Sopko described how he faced “gale force” headwinds from “people in Washington whose careers were made on happy talk.”
“There was just a constant drumbeat of ‘Success is almost here, just give us another appropriation,’” Sopko said.
And when Sopko’s reports ran afoul of that rosy picture, officials started classifying documents to keep the real picture from public view, he said.
Many of the documents were stamped “NATO Classified,” and not many congressional staffers have that specific clearance, he said, making it even more challenging for lawmakers to get an accurate portrait of the state of play.
“I remember actually briefing members on this, and they couldn’t bring their staff in,” he said. “So the member knows this, but he can’t talk to anybody about what he just saw.”
Noting that he has been in Washington since the 1980s — Sopko previously worked as chief counsel for oversight and investigations for the House Energy and Commerce Committee when it was chaired by Michigan Democrat John D. Dingell — he said that in his experience the government doesn’t classify good news, and if it does by mistake, it finds a way to leak it.
So when the government begins to overclassify certain information, Sopko said it’s a good guess that there’s a bad news story lurking behind it.
And when they couldn’t classify certain types of information, they stopped collecting it. After Sopko’s reports on districts and population under government control began telling a grim story, U.S. officials stopped tallying that data, he said.
“At some point, the U.S. government said that information is no longer relevant,” Sopko said. “What’s relevant is peace.
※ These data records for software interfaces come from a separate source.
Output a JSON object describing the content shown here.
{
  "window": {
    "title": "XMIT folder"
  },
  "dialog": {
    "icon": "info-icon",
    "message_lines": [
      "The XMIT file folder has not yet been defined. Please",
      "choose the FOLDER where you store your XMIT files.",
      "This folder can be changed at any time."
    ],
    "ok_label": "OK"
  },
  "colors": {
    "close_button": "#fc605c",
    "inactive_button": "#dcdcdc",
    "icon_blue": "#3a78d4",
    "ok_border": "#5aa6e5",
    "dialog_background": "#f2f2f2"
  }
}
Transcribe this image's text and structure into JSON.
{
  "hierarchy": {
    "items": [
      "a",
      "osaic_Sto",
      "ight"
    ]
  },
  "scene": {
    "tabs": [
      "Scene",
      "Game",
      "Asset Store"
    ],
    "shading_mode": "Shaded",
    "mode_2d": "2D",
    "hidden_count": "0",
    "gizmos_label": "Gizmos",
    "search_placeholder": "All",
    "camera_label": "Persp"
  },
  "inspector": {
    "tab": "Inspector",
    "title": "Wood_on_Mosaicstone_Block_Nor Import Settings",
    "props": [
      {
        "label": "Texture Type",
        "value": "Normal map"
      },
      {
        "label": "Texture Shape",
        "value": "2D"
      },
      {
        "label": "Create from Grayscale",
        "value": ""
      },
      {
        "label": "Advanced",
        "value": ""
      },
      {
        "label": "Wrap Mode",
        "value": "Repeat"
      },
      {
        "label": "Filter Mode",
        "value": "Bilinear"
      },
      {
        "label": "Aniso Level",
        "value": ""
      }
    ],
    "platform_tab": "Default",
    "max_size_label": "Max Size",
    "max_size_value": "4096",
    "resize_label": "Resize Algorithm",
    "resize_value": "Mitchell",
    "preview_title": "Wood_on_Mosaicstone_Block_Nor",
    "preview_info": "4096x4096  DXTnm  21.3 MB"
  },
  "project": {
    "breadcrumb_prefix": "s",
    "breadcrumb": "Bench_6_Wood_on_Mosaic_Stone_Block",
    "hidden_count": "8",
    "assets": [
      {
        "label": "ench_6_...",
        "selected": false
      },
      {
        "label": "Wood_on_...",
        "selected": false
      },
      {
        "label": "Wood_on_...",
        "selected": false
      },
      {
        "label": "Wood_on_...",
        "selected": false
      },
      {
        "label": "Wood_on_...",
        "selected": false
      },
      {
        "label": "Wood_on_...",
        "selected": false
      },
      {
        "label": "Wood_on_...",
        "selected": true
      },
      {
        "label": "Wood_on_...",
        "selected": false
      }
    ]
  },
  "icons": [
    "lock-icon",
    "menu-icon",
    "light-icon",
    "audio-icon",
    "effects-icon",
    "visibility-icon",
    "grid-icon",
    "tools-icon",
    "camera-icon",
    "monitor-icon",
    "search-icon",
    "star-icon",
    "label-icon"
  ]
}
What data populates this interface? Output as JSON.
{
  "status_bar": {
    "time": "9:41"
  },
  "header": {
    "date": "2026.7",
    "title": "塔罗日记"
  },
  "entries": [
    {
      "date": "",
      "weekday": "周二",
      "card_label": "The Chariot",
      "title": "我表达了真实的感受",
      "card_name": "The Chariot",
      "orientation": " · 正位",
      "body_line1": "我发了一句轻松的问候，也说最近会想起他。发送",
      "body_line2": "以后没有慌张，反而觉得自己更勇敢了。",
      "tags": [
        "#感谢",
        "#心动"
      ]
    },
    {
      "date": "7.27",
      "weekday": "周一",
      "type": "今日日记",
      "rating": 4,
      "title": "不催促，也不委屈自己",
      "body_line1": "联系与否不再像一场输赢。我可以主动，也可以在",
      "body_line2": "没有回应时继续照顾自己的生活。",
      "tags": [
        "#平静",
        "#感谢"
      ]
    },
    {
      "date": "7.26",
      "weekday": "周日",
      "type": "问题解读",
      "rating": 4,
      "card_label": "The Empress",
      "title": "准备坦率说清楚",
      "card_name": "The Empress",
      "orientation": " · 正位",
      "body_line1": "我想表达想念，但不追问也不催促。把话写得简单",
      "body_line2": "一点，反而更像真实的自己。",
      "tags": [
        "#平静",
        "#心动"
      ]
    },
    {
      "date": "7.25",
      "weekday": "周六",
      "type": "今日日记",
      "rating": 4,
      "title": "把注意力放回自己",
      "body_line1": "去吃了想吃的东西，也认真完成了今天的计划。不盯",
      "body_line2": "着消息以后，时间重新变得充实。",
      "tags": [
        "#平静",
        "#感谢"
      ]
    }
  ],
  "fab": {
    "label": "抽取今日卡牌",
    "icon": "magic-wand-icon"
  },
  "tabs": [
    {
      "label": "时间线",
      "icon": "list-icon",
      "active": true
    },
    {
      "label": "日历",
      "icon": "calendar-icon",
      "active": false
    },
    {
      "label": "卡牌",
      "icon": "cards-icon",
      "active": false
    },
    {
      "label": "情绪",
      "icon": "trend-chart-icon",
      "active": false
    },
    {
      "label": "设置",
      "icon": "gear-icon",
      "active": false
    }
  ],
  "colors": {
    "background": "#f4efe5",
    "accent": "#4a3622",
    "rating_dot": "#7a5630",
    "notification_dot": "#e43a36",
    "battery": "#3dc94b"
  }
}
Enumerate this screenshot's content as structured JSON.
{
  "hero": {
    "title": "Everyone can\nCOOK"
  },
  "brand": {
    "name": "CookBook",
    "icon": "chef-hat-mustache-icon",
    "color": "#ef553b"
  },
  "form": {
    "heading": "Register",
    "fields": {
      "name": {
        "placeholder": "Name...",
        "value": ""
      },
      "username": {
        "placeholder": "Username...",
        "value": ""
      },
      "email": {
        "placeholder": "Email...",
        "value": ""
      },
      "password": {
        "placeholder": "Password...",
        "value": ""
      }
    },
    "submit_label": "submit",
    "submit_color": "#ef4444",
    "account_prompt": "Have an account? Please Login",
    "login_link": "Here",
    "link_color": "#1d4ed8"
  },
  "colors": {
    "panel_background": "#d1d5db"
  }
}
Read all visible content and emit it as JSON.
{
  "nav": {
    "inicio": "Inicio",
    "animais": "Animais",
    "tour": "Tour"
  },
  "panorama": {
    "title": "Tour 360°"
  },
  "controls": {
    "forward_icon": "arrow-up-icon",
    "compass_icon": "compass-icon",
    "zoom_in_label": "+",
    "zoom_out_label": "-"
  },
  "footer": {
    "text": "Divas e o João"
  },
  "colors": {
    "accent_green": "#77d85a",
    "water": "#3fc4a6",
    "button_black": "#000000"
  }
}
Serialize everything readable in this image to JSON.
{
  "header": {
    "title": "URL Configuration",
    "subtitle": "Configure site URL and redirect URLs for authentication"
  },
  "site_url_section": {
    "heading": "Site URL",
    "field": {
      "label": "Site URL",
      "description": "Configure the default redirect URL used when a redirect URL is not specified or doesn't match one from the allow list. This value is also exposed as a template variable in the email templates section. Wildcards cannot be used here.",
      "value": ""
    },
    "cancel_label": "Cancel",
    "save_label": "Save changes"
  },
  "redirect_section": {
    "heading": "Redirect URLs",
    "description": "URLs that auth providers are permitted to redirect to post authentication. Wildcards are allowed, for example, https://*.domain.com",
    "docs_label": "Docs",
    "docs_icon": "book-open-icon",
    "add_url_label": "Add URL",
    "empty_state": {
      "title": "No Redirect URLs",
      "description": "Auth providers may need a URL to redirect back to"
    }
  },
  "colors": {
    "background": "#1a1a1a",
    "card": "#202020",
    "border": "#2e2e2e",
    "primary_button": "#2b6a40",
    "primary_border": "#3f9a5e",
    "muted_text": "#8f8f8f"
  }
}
I actually had a general tell me that.”©2021 CQ-Roll Call, Inc., All Rights Reserved. Visit cqrollcall.com. Distributed by Tribune Content Agency, LLC.